Before we move on, there are a few other Raptors-related details worth mentioning here. We’d be remiss in not noting Sergio Scariolo’s actual Renaissance-ready pose, a man looking and playing the part all at once; drape him in a cloak and he’s ready for 16th century. There are also the gap-mounted stares of staffers Jon Goodwillie and Jeremy Castleberry. And last but not least, shout out to the locker room man known to me only as Gus, who appears to almost be addressing a concern or question to assistant coach Jim Sann. What timing!
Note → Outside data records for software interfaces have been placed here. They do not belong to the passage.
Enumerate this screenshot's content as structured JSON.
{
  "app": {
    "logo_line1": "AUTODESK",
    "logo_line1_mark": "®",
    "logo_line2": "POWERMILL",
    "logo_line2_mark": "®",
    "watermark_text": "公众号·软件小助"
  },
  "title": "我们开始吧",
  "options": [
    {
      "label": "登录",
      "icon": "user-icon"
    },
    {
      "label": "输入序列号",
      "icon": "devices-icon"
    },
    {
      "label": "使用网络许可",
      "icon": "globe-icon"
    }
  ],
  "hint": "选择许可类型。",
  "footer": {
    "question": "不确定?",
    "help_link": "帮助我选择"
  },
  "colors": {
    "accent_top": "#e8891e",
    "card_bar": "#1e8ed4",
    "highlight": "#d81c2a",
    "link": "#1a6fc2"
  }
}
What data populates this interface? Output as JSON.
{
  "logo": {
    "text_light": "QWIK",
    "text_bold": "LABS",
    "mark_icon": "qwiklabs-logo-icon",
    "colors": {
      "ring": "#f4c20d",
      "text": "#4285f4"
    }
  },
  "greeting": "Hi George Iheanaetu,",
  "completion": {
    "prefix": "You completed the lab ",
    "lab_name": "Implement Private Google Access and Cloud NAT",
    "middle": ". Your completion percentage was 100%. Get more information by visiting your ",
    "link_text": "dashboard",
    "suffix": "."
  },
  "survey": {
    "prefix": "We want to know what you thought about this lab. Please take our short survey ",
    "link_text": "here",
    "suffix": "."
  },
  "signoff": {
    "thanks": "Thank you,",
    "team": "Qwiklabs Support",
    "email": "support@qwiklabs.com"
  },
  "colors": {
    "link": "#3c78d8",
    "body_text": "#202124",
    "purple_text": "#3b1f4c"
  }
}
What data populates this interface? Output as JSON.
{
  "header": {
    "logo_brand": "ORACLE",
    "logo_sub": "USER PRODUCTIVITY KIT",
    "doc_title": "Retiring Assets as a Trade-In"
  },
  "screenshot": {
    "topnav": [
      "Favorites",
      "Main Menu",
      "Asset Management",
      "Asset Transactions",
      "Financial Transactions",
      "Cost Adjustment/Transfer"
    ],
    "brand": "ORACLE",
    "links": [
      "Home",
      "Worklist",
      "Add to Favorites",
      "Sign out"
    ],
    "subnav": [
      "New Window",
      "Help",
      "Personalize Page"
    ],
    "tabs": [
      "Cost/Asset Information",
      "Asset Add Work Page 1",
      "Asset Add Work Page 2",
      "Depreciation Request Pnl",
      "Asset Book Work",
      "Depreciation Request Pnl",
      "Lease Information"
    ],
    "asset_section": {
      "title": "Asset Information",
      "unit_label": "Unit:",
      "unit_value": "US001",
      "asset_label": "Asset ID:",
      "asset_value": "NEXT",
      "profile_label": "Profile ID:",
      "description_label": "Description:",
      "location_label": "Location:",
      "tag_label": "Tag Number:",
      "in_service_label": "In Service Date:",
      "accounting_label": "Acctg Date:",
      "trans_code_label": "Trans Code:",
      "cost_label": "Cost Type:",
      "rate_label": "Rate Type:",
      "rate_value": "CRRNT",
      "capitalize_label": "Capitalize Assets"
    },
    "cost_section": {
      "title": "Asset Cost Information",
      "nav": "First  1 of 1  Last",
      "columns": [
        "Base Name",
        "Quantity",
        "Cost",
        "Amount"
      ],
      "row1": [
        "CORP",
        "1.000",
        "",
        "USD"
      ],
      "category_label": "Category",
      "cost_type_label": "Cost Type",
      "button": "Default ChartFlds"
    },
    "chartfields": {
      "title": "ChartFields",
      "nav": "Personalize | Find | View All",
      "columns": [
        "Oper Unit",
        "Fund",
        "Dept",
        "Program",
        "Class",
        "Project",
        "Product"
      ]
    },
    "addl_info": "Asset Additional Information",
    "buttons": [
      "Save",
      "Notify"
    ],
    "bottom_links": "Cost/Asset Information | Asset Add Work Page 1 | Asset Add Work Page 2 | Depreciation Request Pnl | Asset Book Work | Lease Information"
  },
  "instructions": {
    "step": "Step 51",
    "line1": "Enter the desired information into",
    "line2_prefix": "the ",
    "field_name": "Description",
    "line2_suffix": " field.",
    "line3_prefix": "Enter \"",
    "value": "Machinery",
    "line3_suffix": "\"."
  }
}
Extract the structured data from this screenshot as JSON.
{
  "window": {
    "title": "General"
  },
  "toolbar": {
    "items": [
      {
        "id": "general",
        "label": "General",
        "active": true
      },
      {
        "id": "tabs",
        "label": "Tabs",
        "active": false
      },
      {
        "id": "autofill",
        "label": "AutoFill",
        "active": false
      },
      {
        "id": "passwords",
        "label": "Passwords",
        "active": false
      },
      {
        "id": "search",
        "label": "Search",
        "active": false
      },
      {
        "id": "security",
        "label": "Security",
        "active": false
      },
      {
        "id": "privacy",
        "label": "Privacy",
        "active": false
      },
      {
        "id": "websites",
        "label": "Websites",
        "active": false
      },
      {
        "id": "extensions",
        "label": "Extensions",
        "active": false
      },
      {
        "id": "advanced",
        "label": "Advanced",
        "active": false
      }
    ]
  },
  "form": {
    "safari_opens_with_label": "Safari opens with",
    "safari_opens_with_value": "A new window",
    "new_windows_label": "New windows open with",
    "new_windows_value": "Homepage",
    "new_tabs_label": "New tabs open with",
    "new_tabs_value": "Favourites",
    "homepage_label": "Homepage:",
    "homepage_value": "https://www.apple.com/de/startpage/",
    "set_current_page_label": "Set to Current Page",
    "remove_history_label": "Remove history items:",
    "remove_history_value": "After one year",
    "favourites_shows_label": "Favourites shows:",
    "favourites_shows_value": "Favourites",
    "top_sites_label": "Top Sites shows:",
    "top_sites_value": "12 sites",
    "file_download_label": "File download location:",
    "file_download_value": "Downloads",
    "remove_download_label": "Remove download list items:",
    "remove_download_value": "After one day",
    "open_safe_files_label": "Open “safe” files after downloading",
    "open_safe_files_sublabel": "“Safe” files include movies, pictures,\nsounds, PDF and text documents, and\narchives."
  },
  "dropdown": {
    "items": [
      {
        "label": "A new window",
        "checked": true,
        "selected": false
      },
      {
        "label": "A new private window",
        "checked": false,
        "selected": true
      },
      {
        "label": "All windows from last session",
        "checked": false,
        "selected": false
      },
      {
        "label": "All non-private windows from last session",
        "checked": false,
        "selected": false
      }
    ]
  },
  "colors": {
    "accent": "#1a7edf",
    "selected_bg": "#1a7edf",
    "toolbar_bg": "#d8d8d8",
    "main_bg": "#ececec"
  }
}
Finally, we turn our eyes to the crowd, the lucky denizens of Toronto fortunate enough to sit that close to the action during an historic Raptors game. The looks on these faces run the gamut of human experience. There are people gazing off in terror at the big screen over the court; there are some trying to capture the moment via their phone camera (please leave that to the pros, ma’am); there are the two security guards who have absolutely forgetten themselves and their position; there is joy, misery, uncertainty, confusion, and everything in between captured in exactly this split second of time.
In that, Blinch’s photograph truly is a work of art and deserving of each and every award it happens to win. Thanks to the photo’s existence, we can forevermore look back and think of how amazing it was for Kawhi’s shot — The Shot — to go in. We can remember how amazing it felt for the Raptors, for Toronto, for the very concept of basketball history itself. And we’ll always remember those people involved, the great players and teammates, the personalities, and the emotions at play in the moment.
(And yes, that includes the face of Jim Treliving, of CBC’s Dragon’s Den and the owner of Boston Pizza, who looks like he’d rather be somewhere else. Please remove this man from the public square for all time.)